Task to complete: Set the data down once more, in full and exactly.

The data:
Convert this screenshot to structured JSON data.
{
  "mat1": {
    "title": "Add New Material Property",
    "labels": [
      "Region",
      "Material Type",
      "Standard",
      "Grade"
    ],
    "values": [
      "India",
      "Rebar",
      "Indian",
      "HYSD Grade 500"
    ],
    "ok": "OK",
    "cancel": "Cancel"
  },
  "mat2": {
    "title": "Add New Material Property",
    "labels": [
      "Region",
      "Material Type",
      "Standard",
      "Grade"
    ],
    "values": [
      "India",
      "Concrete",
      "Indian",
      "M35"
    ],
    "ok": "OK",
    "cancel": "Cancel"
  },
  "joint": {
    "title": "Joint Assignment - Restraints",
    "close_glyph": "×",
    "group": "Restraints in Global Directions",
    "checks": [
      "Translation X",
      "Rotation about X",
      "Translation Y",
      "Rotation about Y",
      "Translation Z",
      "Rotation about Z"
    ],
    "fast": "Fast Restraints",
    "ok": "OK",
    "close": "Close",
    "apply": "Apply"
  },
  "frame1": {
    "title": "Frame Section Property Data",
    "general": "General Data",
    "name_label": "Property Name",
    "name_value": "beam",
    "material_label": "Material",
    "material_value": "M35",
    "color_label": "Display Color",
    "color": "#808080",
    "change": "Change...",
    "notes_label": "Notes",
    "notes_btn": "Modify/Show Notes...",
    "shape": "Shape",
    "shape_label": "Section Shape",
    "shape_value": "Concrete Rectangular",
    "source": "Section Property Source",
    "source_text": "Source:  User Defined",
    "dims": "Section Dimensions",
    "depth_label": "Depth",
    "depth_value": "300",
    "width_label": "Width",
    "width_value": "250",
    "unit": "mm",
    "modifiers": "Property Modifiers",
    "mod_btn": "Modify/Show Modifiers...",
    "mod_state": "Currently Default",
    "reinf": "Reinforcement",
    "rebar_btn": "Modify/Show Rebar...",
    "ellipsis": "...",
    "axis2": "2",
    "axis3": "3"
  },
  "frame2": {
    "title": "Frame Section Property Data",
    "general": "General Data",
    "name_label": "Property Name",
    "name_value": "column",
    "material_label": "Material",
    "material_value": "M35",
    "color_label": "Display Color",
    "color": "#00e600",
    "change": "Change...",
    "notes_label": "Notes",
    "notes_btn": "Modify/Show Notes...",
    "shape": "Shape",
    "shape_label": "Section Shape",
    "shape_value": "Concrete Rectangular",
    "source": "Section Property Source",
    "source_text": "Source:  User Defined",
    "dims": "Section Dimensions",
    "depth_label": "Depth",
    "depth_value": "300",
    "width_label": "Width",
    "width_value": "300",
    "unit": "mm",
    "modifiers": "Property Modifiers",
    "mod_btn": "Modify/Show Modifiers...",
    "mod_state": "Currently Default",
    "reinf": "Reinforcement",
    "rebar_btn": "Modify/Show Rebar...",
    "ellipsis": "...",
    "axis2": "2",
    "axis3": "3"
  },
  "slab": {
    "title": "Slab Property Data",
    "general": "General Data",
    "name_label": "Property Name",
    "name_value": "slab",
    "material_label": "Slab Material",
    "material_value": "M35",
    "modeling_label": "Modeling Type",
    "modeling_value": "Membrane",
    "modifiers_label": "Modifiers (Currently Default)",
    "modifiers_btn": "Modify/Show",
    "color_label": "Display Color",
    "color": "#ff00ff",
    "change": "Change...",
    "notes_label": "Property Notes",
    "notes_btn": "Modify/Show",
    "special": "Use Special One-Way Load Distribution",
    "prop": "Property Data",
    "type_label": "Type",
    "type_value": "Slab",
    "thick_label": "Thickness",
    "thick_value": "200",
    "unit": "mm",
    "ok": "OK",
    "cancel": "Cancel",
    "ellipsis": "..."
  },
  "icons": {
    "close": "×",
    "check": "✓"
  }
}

Task output:
Convert this screenshot to structured JSON data.
{
  "mat1": {
    "title": "Add New Material Property",
    "labels": [
      "Region",
      "Material Type",
      "Standard",
      "Grade"
    ],
    "values": [
      "India",
      "Rebar",
      "Indian",
      "HYSD Grade 500"
    ],
    "ok": "OK",
    "cancel": "Cancel"
  },
  "mat2": {
    "title": "Add New Material Property",
    "labels": [
      "Region",
      "Material Type",
      "Standard",
      "Grade"
    ],
    "values": [
      "India",
      "Concrete",
      "Indian",
      "M35"
    ],
    "ok": "OK",
    "cancel": "Cancel"
  },
  "joint": {
    "title": "Joint Assignment - Restraints",
    "close_glyph": "×",
    "group": "Restraints in Global Directions",
    "checks": [
      "Translation X",
      "Rotation about X",
      "Translation Y",
      "Rotation about Y",
      "Translation Z",
      "Rotation about Z"
    ],
    "fast": "Fast Restraints",
    "ok": "OK",
    "close": "Close",
    "apply": "Apply"
  },
  "frame1": {
    "title": "Frame Section Property Data",
    "general": "General Data",
    "name_label": "Property Name",
    "name_value": "beam",
    "material_label": "Material",
    "material_value": "M35",
    "color_label": "Display Color",
    "color": "#808080",
    "change": "Change...",
    "notes_label": "Notes",
    "notes_btn": "Modify/Show Notes...",
    "shape": "Shape",
    "shape_label": "Section Shape",
    "shape_value": "Concrete Rectangular",
    "source": "Section Property Source",
    "source_text": "Source:  User Defined",
    "dims": "Section Dimensions",
    "depth_label": "Depth",
    "depth_value": "300",
    "width_label": "Width",
    "width_value": "250",
    "unit": "mm",
    "modifiers": "Property Modifiers",
    "mod_btn": "Modify/Show Modifiers...",
    "mod_state": "Currently Default",
    "reinf": "Reinforcement",
    "rebar_btn": "Modify/Show Rebar...",
    "ellipsis": "...",
    "axis2": "2",
    "axis3": "3"
  },
  "frame2": {
    "title": "Frame Section Property Data",
    "general": "General Data",
    "name_label": "Property Name",
    "name_value": "column",
    "material_label": "Material",
    "material_value": "M35",
    "color_label": "Display Color",
    "color": "#00e600",
    "change": "Change...",
    "notes_label": "Notes",
    "notes_btn": "Modify/Show Notes...",
    "shape": "Shape",
    "shape_label": "Section Shape",
    "shape_value": "Concrete Rectangular",
    "source": "Section Property Source",
    "source_text": "Source:  User Defined",
    "dims": "Section Dimensions",
    "depth_label": "Depth",
    "depth_value": "300",
    "width_label": "Width",
    "width_value": "300",
    "unit": "mm",
    "modifiers": "Property Modifiers",
    "mod_btn": "Modify/Show Modifiers...",
    "mod_state": "Currently Default",
    "reinf": "Reinforcement",
    "rebar_btn": "Modify/Show Rebar...",
    "ellipsis": "...",
    "axis2": "2",
    "axis3": "3"
  },
  "slab": {
    "title": "Slab Property Data",
    "general": "General Data",
    "name_label": "Property Name",
    "name_value": "slab",
    "material_label": "Slab Material",
    "material_value": "M35",
    "modeling_label": "Modeling Type",
    "modeling_value": "Membrane",
    "modifiers_label": "Modifiers (Currently Default)",
    "modifiers_btn": "Modify/Show",
    "color_label": "Display Color",
    "color": "#ff00ff",
    "change": "Change...",
    "notes_label": "Property Notes",
    "notes_btn": "Modify/Show",
    "special": "Use Special One-Way Load Distribution",
    "prop": "Property Data",
    "type_label": "Type",
    "type_value": "Slab",
    "thick_label": "Thickness",
    "thick_value": "200",
    "unit": "mm",
    "ok": "OK",
    "cancel": "Cancel",
    "ellipsis": "..."
  },
  "icons": {
    "close": "×",
    "check": "✓"
  }
}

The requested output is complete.